So, I decided I wanted to do the same. That is, until I found out how much silk curtains cost. Literally ten times what I'd been expecting.
So, do I buy silk curtains and try to replicate the look as best I can? Fill my home with ornate budget-priced items that kind of look nice and rich?
Not a good idea.
The look my friends have was recognizable and authentic. I did not want to have the house that was the cheap imitation of their style.
My decorating aspirations were not doomed, however. They simply needed to go in a different direction. There were tons of other styles out there...I just needed to find one that authentically matched my budget and taste.
I found my answer near the arctic circle...Scandinavian design. I don't mean IKEA (I do love that store for certain pieces, but not for my whole house) but the clean lines, lack of clutter, and celebration of "negative space": intentionally bare walls, floors, and windows.
What's so great about this style is that even if it's not your ideal style, you can use it as a "step one" in decorating, and then add to it later when you have the money and opportunity. It looks so much better than buying a bunch of cheap stuff just to fill the space...or, of course, going into debt buying furnishings you can't afford.
What also works well with this style is working backwards...a "reverse makeover," if you will. If you can't stand the style you have now, you can give your home (or even just one troublesome room) a clean new look by simply getting rid of things and not replacing them.
To avoid making the room look bare, look for examples of Scandinavian style for inspiration. Here are some of my very cheap and easy tricks that can help give an otherwise bare-looking room the intentional look of Scandinavian minimalism:
-Go monochromatic: the things you leave in the room should be of neutral, similar color
-Bring in some nature: a glass bowl filled with pine cones, sticks in a vase, a green plant. Brown and green on beige is a classic Scandinavian color scheme.

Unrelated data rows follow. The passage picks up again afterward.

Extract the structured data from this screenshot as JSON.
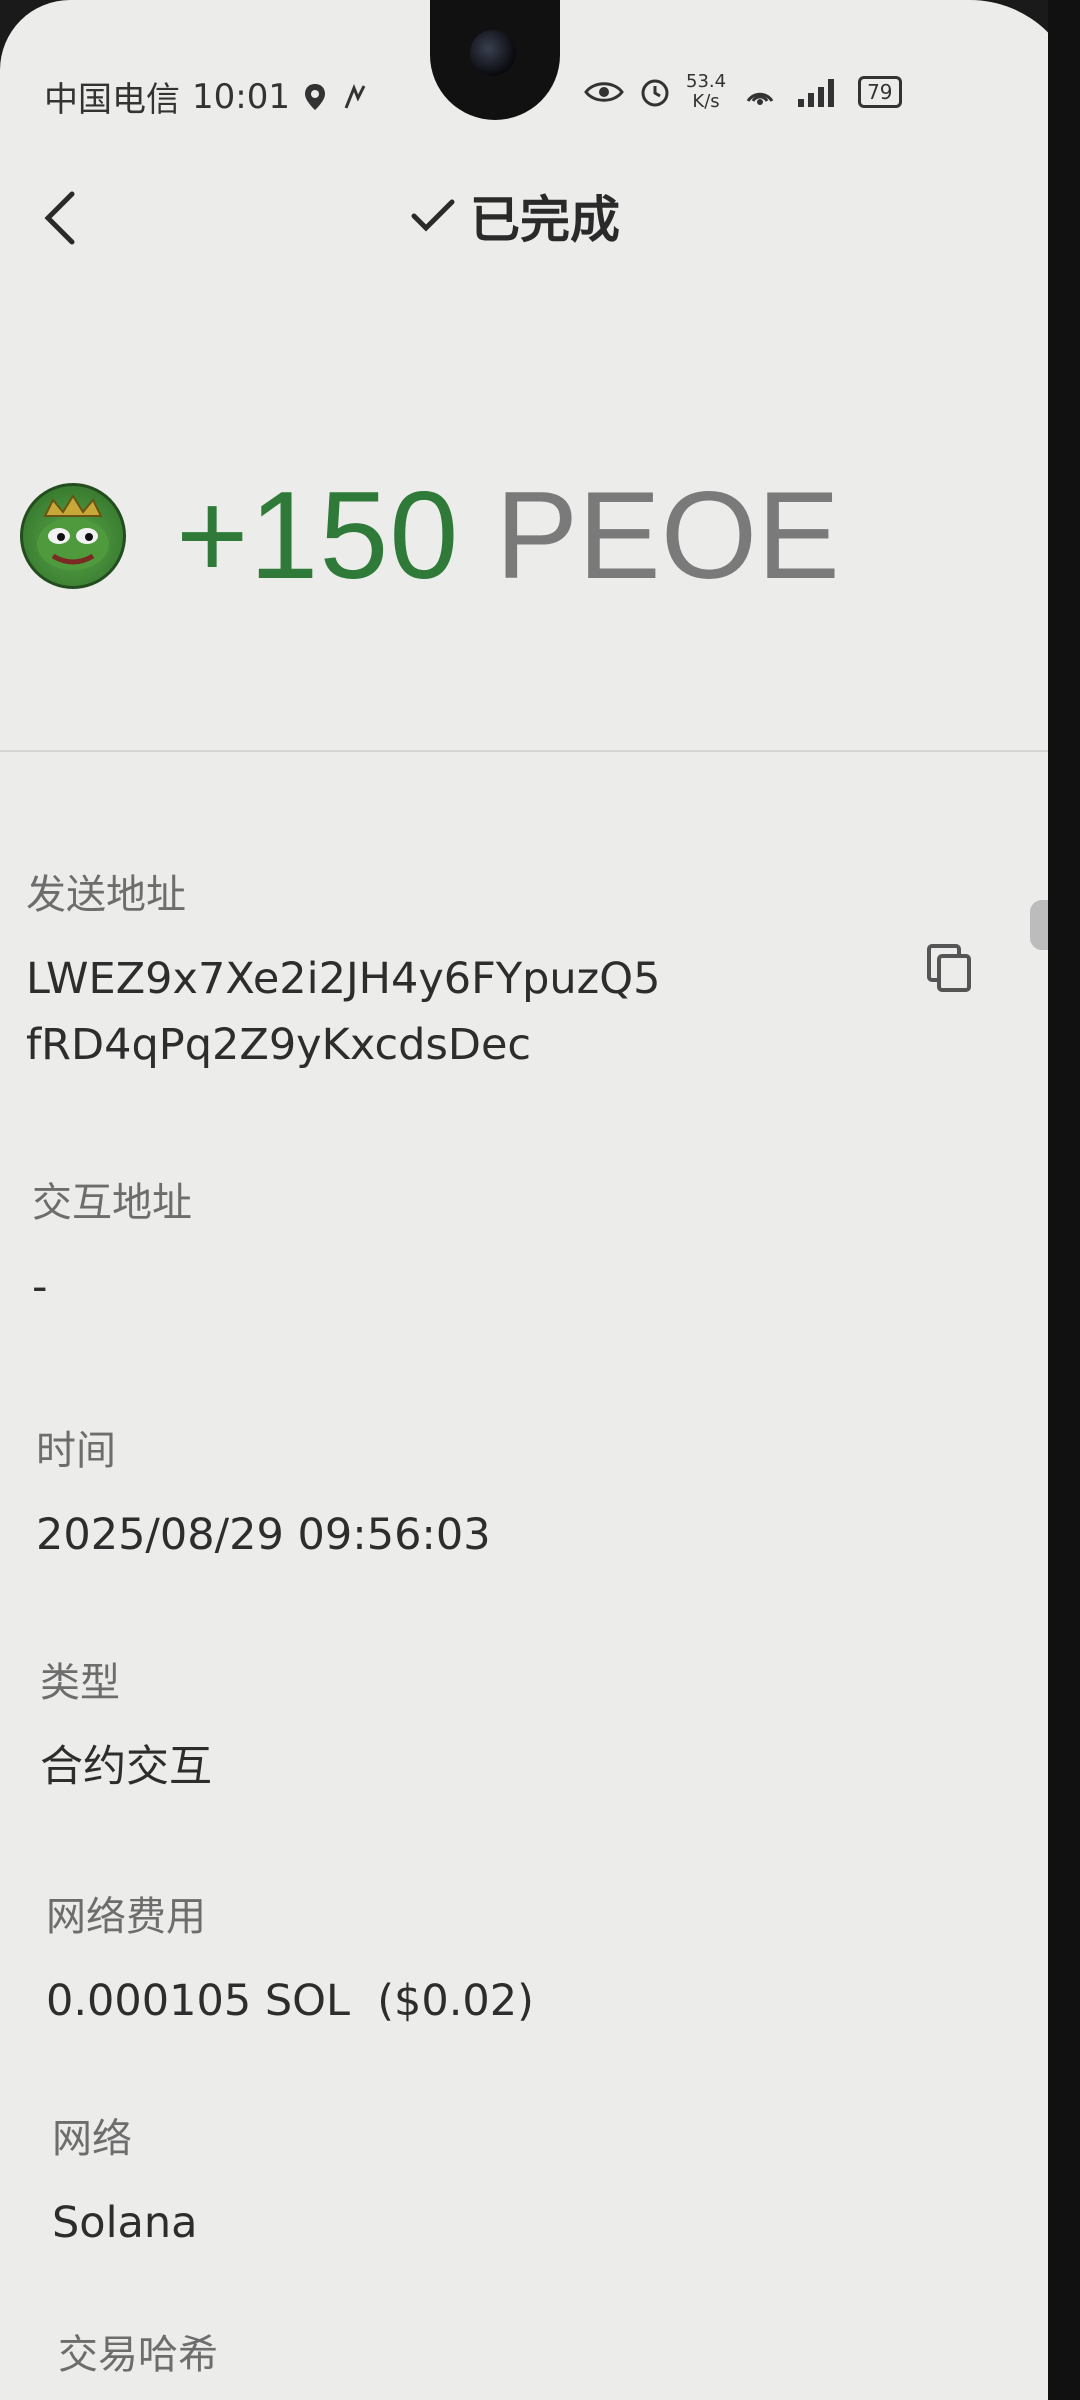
{
  "status_bar": {
    "carrier": "中国电信",
    "time": "10:01",
    "net_speed_value": "53.4",
    "net_speed_unit": "K/s",
    "battery": "79"
  },
  "header": {
    "title": "已完成"
  },
  "transaction": {
    "amount": "+150",
    "symbol": "PEOE"
  },
  "fields": {
    "sender": {
      "label": "发送地址",
      "value_line1": "LWEZ9x7Xe2i2JH4y6FYpuzQ5",
      "value_line2": "fRD4qPq2Z9yKxcdsDec"
    },
    "counterparty": {
      "label": "交互地址",
      "value": "-"
    },
    "time": {
      "label": "时间",
      "value": "2025/08/29 09:56:03"
    },
    "type": {
      "label": "类型",
      "value": "合约交互"
    },
    "fee": {
      "label": "网络费用",
      "value": "0.000105 SOL  ($0.02)"
    },
    "network": {
      "label": "网络",
      "value": "Solana"
    },
    "tx_hash": {
      "label": "交易哈希"
    }
  },
  "colors": {
    "amount_green": "#2f7a38",
    "symbol_gray": "#7a7a7a",
    "background": "#ececea"
  },
  "icons": {
    "back": "chevron-left-icon",
    "title_check": "check-icon",
    "copy": "copy-icon",
    "token": "pepe-token-icon"
  }
}
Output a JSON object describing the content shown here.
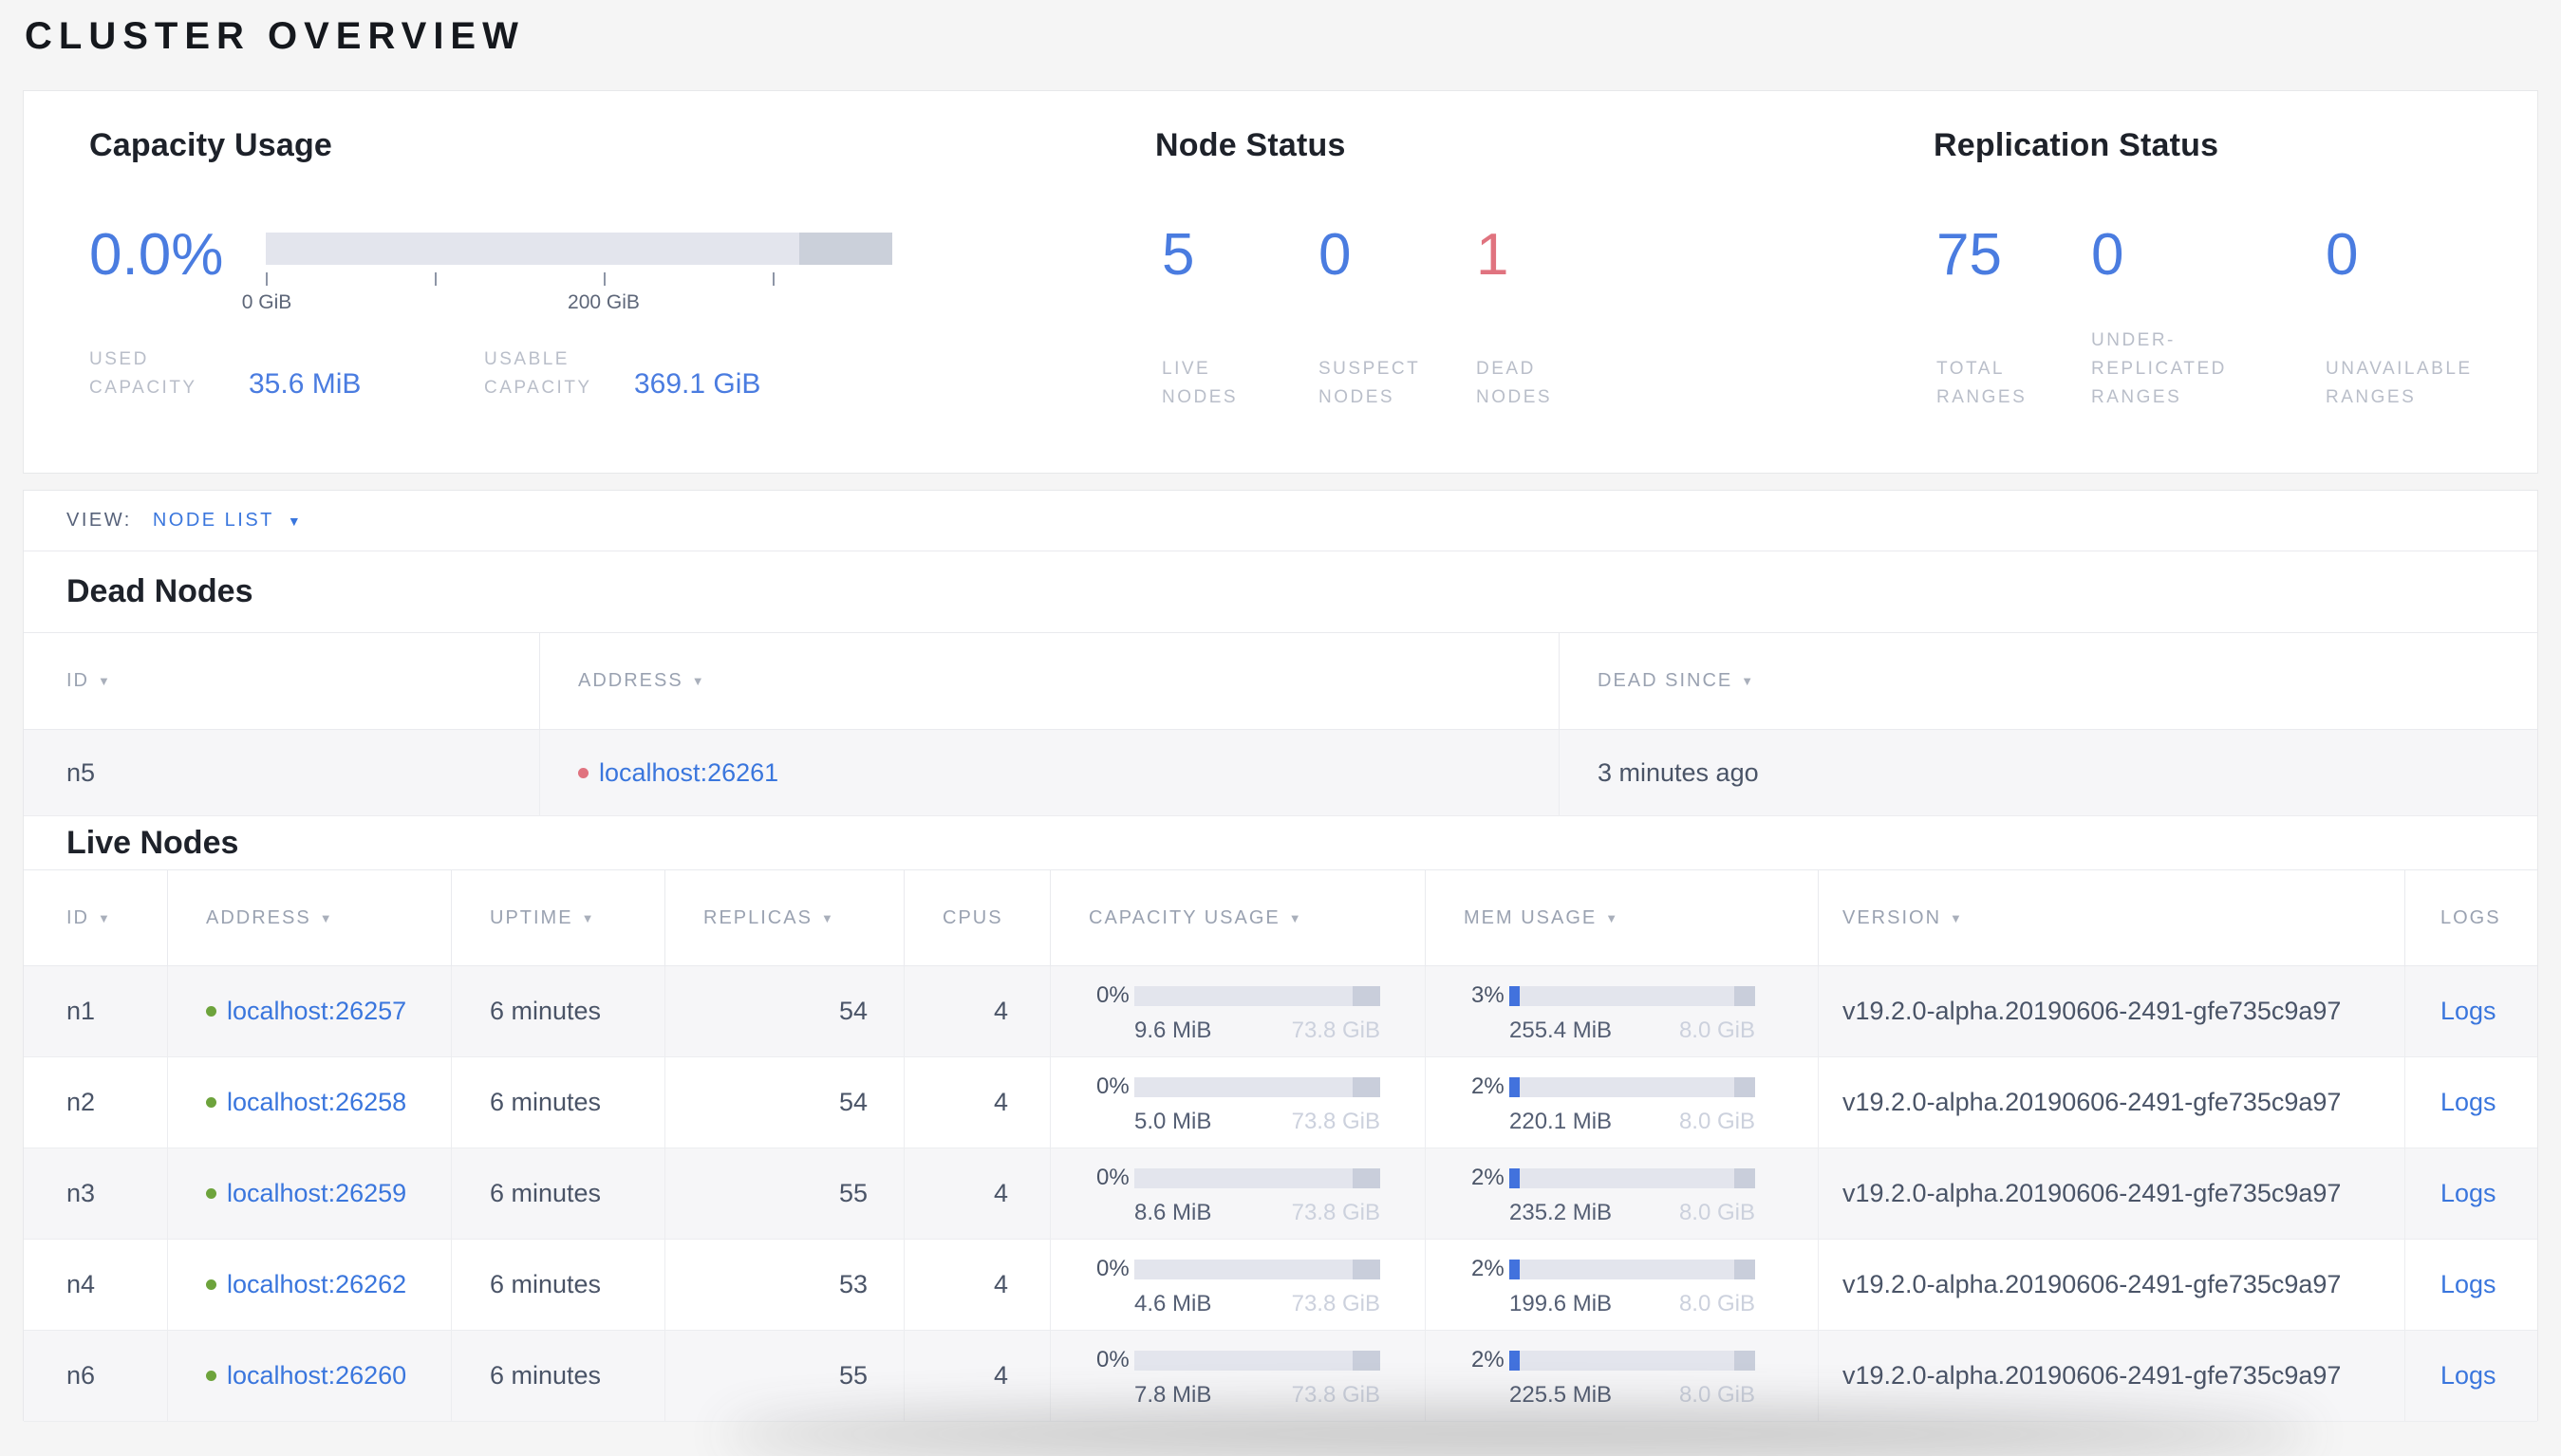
{
  "page": {
    "title": "CLUSTER OVERVIEW"
  },
  "colors": {
    "accent_blue": "#4a7ce0",
    "link_blue": "#3a76dd",
    "danger_red": "#e0737f",
    "live_green": "#6da33c",
    "bar_bg": "#e3e5ed",
    "bar_reserved": "#c9cedb"
  },
  "icons": {
    "sort_arrow": "▼",
    "dropdown_arrow": "▼"
  },
  "overview": {
    "capacity": {
      "heading": "Capacity Usage",
      "percent": "0.0%",
      "tick_label_0": "0 GiB",
      "tick_label_200": "200 GiB",
      "used_label": "USED\nCAPACITY",
      "used_value": "35.6 MiB",
      "usable_label": "USABLE\nCAPACITY",
      "usable_value": "369.1 GiB"
    },
    "node_status": {
      "heading": "Node Status",
      "stats": [
        {
          "value": "5",
          "label": "LIVE\nNODES"
        },
        {
          "value": "0",
          "label": "SUSPECT\nNODES"
        },
        {
          "value": "1",
          "label": "DEAD\nNODES"
        }
      ]
    },
    "replication": {
      "heading": "Replication Status",
      "stats": [
        {
          "value": "75",
          "label": "TOTAL\nRANGES"
        },
        {
          "value": "0",
          "label": "UNDER-\nREPLICATED\nRANGES"
        },
        {
          "value": "0",
          "label": "UNAVAILABLE\nRANGES"
        }
      ]
    }
  },
  "view_bar": {
    "label": "VIEW:",
    "selected": "NODE LIST"
  },
  "dead_nodes": {
    "heading": "Dead Nodes",
    "columns": [
      {
        "label": "ID"
      },
      {
        "label": "ADDRESS"
      },
      {
        "label": "DEAD SINCE"
      }
    ],
    "rows": [
      {
        "id": "n5",
        "address": "localhost:26261",
        "dead_since": "3 minutes ago"
      }
    ]
  },
  "live_nodes": {
    "heading": "Live Nodes",
    "columns": [
      {
        "label": "ID"
      },
      {
        "label": "ADDRESS"
      },
      {
        "label": "UPTIME"
      },
      {
        "label": "REPLICAS"
      },
      {
        "label": "CPUS"
      },
      {
        "label": "CAPACITY USAGE"
      },
      {
        "label": "MEM USAGE"
      },
      {
        "label": "VERSION"
      },
      {
        "label": "LOGS"
      }
    ],
    "logs_label": "Logs",
    "rows": [
      {
        "id": "n1",
        "address": "localhost:26257",
        "uptime": "6 minutes",
        "replicas": "54",
        "cpus": "4",
        "capacity": {
          "pct": "0%",
          "used": "9.6 MiB",
          "total": "73.8 GiB"
        },
        "memory": {
          "pct": "3%",
          "used": "255.4 MiB",
          "total": "8.0 GiB"
        },
        "version": "v19.2.0-alpha.20190606-2491-gfe735c9a97"
      },
      {
        "id": "n2",
        "address": "localhost:26258",
        "uptime": "6 minutes",
        "replicas": "54",
        "cpus": "4",
        "capacity": {
          "pct": "0%",
          "used": "5.0 MiB",
          "total": "73.8 GiB"
        },
        "memory": {
          "pct": "2%",
          "used": "220.1 MiB",
          "total": "8.0 GiB"
        },
        "version": "v19.2.0-alpha.20190606-2491-gfe735c9a97"
      },
      {
        "id": "n3",
        "address": "localhost:26259",
        "uptime": "6 minutes",
        "replicas": "55",
        "cpus": "4",
        "capacity": {
          "pct": "0%",
          "used": "8.6 MiB",
          "total": "73.8 GiB"
        },
        "memory": {
          "pct": "2%",
          "used": "235.2 MiB",
          "total": "8.0 GiB"
        },
        "version": "v19.2.0-alpha.20190606-2491-gfe735c9a97"
      },
      {
        "id": "n4",
        "address": "localhost:26262",
        "uptime": "6 minutes",
        "replicas": "53",
        "cpus": "4",
        "capacity": {
          "pct": "0%",
          "used": "4.6 MiB",
          "total": "73.8 GiB"
        },
        "memory": {
          "pct": "2%",
          "used": "199.6 MiB",
          "total": "8.0 GiB"
        },
        "version": "v19.2.0-alpha.20190606-2491-gfe735c9a97"
      },
      {
        "id": "n6",
        "address": "localhost:26260",
        "uptime": "6 minutes",
        "replicas": "55",
        "cpus": "4",
        "capacity": {
          "pct": "0%",
          "used": "7.8 MiB",
          "total": "73.8 GiB"
        },
        "memory": {
          "pct": "2%",
          "used": "225.5 MiB",
          "total": "8.0 GiB"
        },
        "version": "v19.2.0-alpha.20190606-2491-gfe735c9a97"
      }
    ]
  }
}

-Get some "modern art". This is fun. I've seen three looks that do well with this style: black and white photographs in black frames, funky splashes of color in light wood frames (have any kid's art laying around in drawers?), and neutral-colored abstract paintings on canvas frames (my friend Molly captured this look in her home years ago when she simply painted 5 canvases in a single color, then a 6th in a contrasting color, hanging them all over a large wall in 2 rows of 3...fantastic).
I encourage you to at least give this style a try if you're itching for a new look in your home. It's cheap, easy, low-risk, and green. Even if you just have one room to play with, creating one beautiful space that celebrates simplicity, nature, peace, and clarity can help remind us of the needs to duplicate those values in other aspects of our lives.